Web page and app entries

- - - - -

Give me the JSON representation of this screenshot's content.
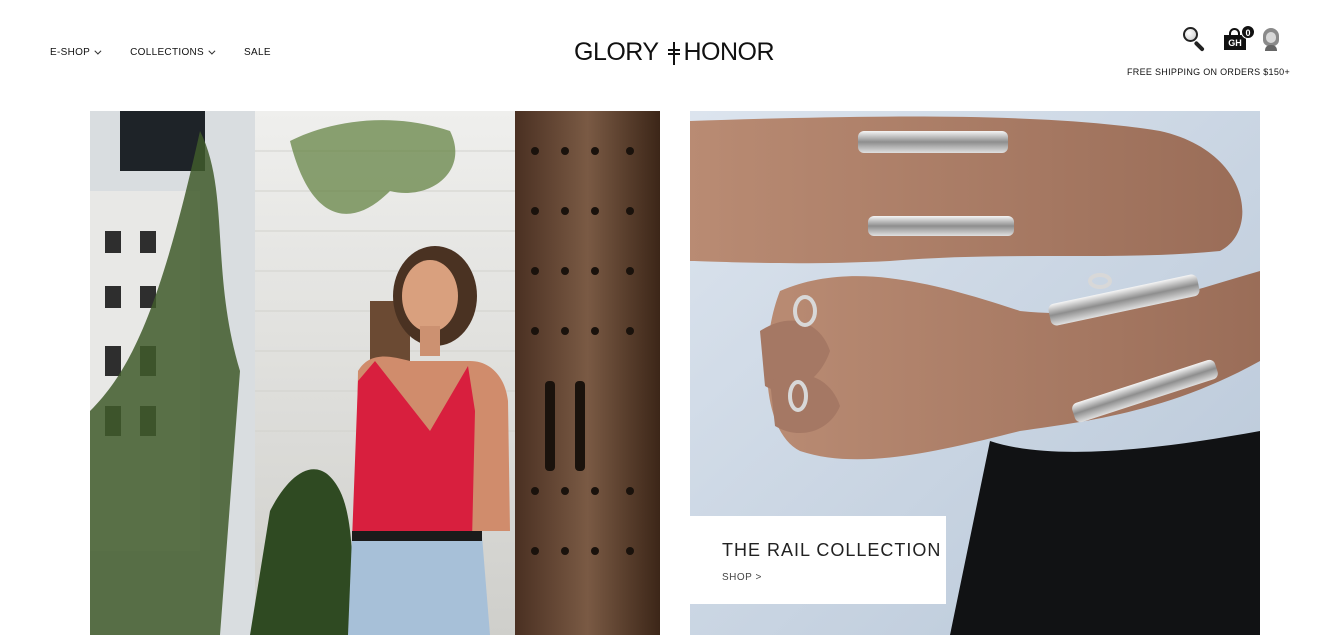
{
  "header": {
    "nav": [
      {
        "label": "E-SHOP",
        "dropdown": true
      },
      {
        "label": "COLLECTIONS",
        "dropdown": true
      },
      {
        "label": "SALE",
        "dropdown": false
      }
    ],
    "logo_left": "GLORY",
    "logo_right": "HONOR",
    "cart_label": "GH",
    "cart_count": "0",
    "shipping_notice": "FREE SHIPPING ON ORDERS $150+"
  },
  "hero": {
    "left_image": "woman-red-top-photo",
    "right_image": "rail-bracelets-photo",
    "promo": {
      "title": "THE RAIL COLLECTION",
      "link": "SHOP >"
    }
  },
  "colors": {
    "text": "#111111",
    "background": "#ffffff"
  },
  "icons": [
    "search-icon",
    "bag-icon",
    "avatar-icon",
    "chevron-down-icon"
  ]
}
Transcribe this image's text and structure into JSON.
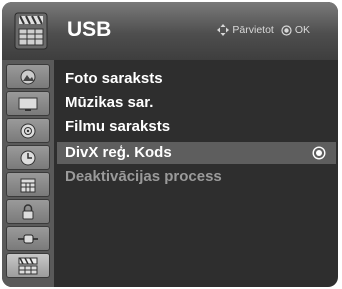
{
  "header": {
    "title": "USB",
    "icon": "usb-menu-icon",
    "hint": {
      "move_label": "Pārvietot",
      "ok_label": "OK"
    }
  },
  "sidebar": {
    "items": [
      {
        "icon": "picture-icon"
      },
      {
        "icon": "screen-icon"
      },
      {
        "icon": "audio-icon"
      },
      {
        "icon": "clock-icon"
      },
      {
        "icon": "calendar-icon"
      },
      {
        "icon": "lock-icon"
      },
      {
        "icon": "input-icon"
      },
      {
        "icon": "usb-icon",
        "active": true
      }
    ]
  },
  "menu": {
    "items": [
      {
        "label": "Foto saraksts"
      },
      {
        "label": "Mūzikas sar."
      },
      {
        "label": "Filmu saraksts"
      },
      {
        "label": "DivX reģ. Kods",
        "selected": true
      },
      {
        "label": "Deaktivācijas process",
        "disabled": true
      }
    ]
  },
  "colors": {
    "panel": "#2e2e2e",
    "selected_row": "#5e5e5e",
    "disabled_text": "#9a9a9a"
  }
}
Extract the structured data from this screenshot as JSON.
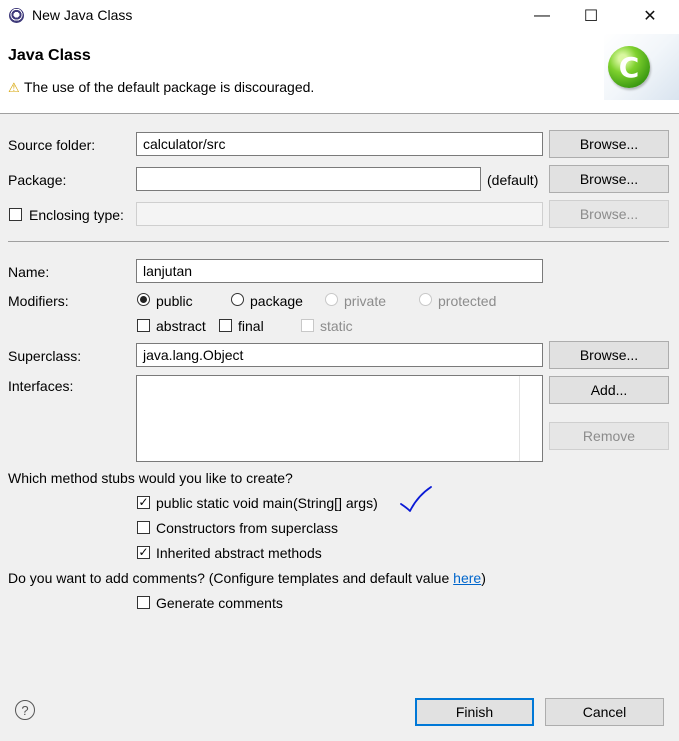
{
  "window": {
    "title": "New Java Class",
    "minimize": "—",
    "maximize": "☐",
    "close": "✕"
  },
  "header": {
    "title": "Java Class",
    "warning_icon": "⚠",
    "message": "The use of the default package is discouraged.",
    "logo_letter": "C"
  },
  "form": {
    "source_folder": {
      "label": "Source folder:",
      "value": "calculator/src",
      "button": "Browse..."
    },
    "package": {
      "label": "Package:",
      "value": "",
      "suffix": "(default)",
      "button": "Browse..."
    },
    "enclosing_type": {
      "label": "Enclosing type:",
      "value": "",
      "button": "Browse..."
    },
    "name": {
      "label": "Name:",
      "value": "lanjutan"
    },
    "modifiers": {
      "label": "Modifiers:",
      "access": [
        "public",
        "package",
        "private",
        "protected"
      ],
      "selected": "public",
      "flags": [
        "abstract",
        "final",
        "static"
      ]
    },
    "superclass": {
      "label": "Superclass:",
      "value": "java.lang.Object",
      "button": "Browse..."
    },
    "interfaces": {
      "label": "Interfaces:",
      "add_button": "Add...",
      "remove_button": "Remove"
    }
  },
  "stubs": {
    "question": "Which method stubs would you like to create?",
    "options": [
      {
        "label": "public static void main(String[] args)",
        "checked": true
      },
      {
        "label": "Constructors from superclass",
        "checked": false
      },
      {
        "label": "Inherited abstract methods",
        "checked": true
      }
    ]
  },
  "comments": {
    "question": "Do you want to add comments? (Configure templates and default value ",
    "link": "here",
    "close_paren": ")",
    "option": "Generate comments"
  },
  "footer": {
    "help": "?",
    "finish": "Finish",
    "cancel": "Cancel"
  },
  "colors": {
    "accent": "#0078d7",
    "link": "#0066cc",
    "annotation": "#0a1ad6"
  }
}
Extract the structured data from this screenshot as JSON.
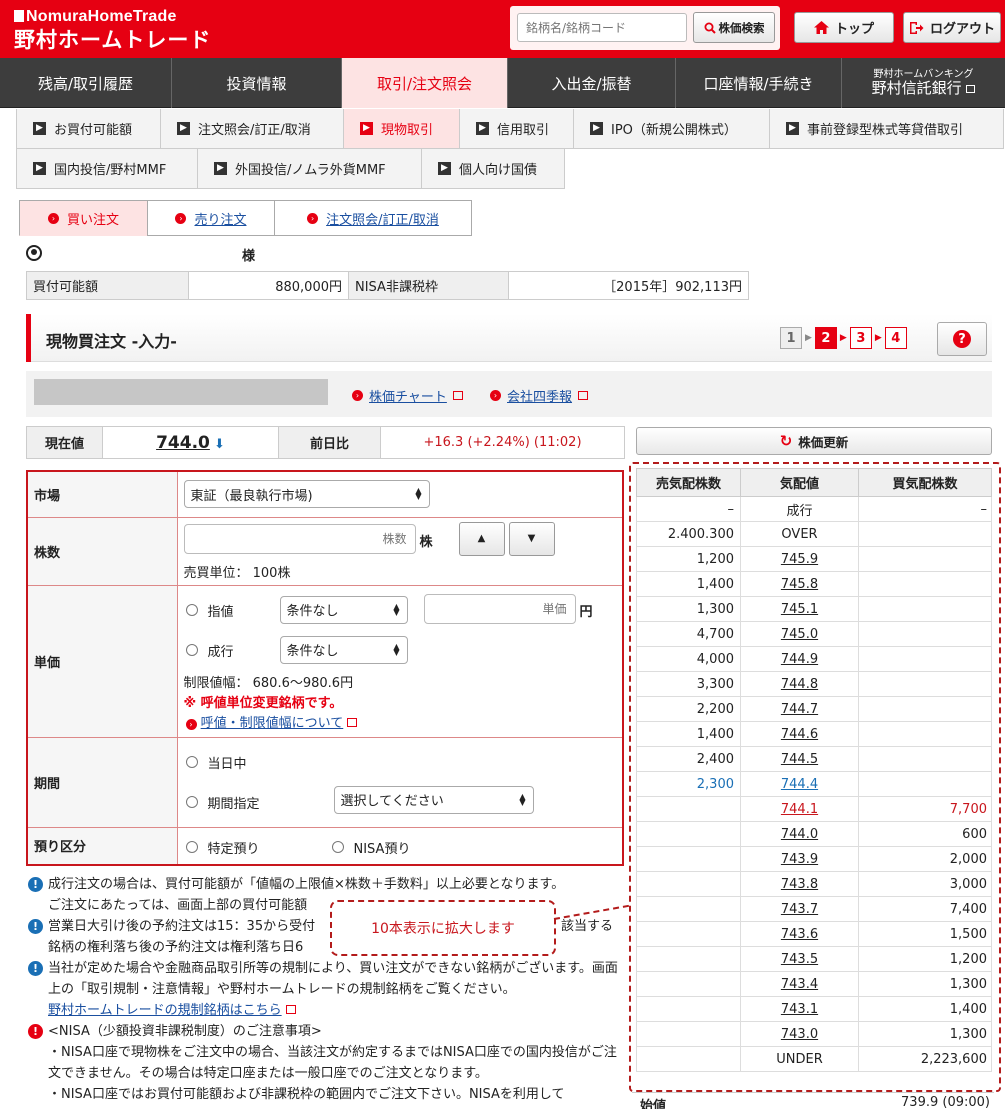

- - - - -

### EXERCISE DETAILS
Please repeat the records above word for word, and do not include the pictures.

### SOLUTION FOR THIS TASK
Give me the JSON representation of this screenshot's content.
{
  "header": {
    "nav": [
      {
        "label": "E-SHOP",
        "dropdown": true
      },
      {
        "label": "COLLECTIONS",
        "dropdown": true
      },
      {
        "label": "SALE",
        "dropdown": false
      }
    ],
    "logo_left": "GLORY",
    "logo_right": "HONOR",
    "cart_label": "GH",
    "cart_count": "0",
    "shipping_notice": "FREE SHIPPING ON ORDERS $150+"
  },
  "hero": {
    "left_image": "woman-red-top-photo",
    "right_image": "rail-bracelets-photo",
    "promo": {
      "title": "THE RAIL COLLECTION",
      "link": "SHOP >"
    }
  },
  "colors": {
    "text": "#111111",
    "background": "#ffffff"
  },
  "icons": [
    "search-icon",
    "bag-icon",
    "avatar-icon",
    "chevron-down-icon"
  ]
}
Transcribe this image's text and structure into JSON.
{
  "header": {
    "title": "USB",
    "icon": "usb-menu-icon",
    "hint": {
      "move_label": "Pārvietot",
      "ok_label": "OK"
    }
  },
  "sidebar": {
    "items": [
      {
        "icon": "picture-icon"
      },
      {
        "icon": "screen-icon"
      },
      {
        "icon": "audio-icon"
      },
      {
        "icon": "clock-icon"
      },
      {
        "icon": "calendar-icon"
      },
      {
        "icon": "lock-icon"
      },
      {
        "icon": "input-icon"
      },
      {
        "icon": "usb-icon",
        "active": true
      }
    ]
  },
  "menu": {
    "items": [
      {
        "label": "Foto saraksts"
      },
      {
        "label": "Mūzikas sar."
      },
      {
        "label": "Filmu saraksts"
      },
      {
        "label": "DivX reģ. Kods",
        "selected": true
      },
      {
        "label": "Deaktivācijas process",
        "disabled": true
      }
    ]
  },
  "colors": {
    "panel": "#2e2e2e",
    "selected_row": "#5e5e5e",
    "disabled_text": "#9a9a9a"
  }
}
Extract the structured data from this screenshot as JSON.
{
  "window": {
    "title": "New Java Class",
    "minimize": "—",
    "maximize": "☐",
    "close": "✕"
  },
  "header": {
    "title": "Java Class",
    "warning_icon": "⚠",
    "message": "The use of the default package is discouraged.",
    "logo_letter": "C"
  },
  "form": {
    "source_folder": {
      "label": "Source folder:",
      "value": "calculator/src",
      "button": "Browse..."
    },
    "package": {
      "label": "Package:",
      "value": "",
      "suffix": "(default)",
      "button": "Browse..."
    },
    "enclosing_type": {
      "label": "Enclosing type:",
      "value": "",
      "button": "Browse..."
    },
    "name": {
      "label": "Name:",
      "value": "lanjutan"
    },
    "modifiers": {
      "label": "Modifiers:",
      "access": [
        "public",
        "package",
        "private",
        "protected"
      ],
      "selected": "public",
      "flags": [
        "abstract",
        "final",
        "static"
      ]
    },
    "superclass": {
      "label": "Superclass:",
      "value": "java.lang.Object",
      "button": "Browse..."
    },
    "interfaces": {
      "label": "Interfaces:",
      "add_button": "Add...",
      "remove_button": "Remove"
    }
  },
  "stubs": {
    "question": "Which method stubs would you like to create?",
    "options": [
      {
        "label": "public static void main(String[] args)",
        "checked": true
      },
      {
        "label": "Constructors from superclass",
        "checked": false
      },
      {
        "label": "Inherited abstract methods",
        "checked": true
      }
    ]
  },
  "comments": {
    "question": "Do you want to add comments? (Configure templates and default value ",
    "link": "here",
    "close_paren": ")",
    "option": "Generate comments"
  },
  "footer": {
    "help": "?",
    "finish": "Finish",
    "cancel": "Cancel"
  },
  "colors": {
    "accent": "#0078d7",
    "link": "#0066cc",
    "annotation": "#0a1ad6"
  }
}
Extract the structured data from this screenshot as JSON.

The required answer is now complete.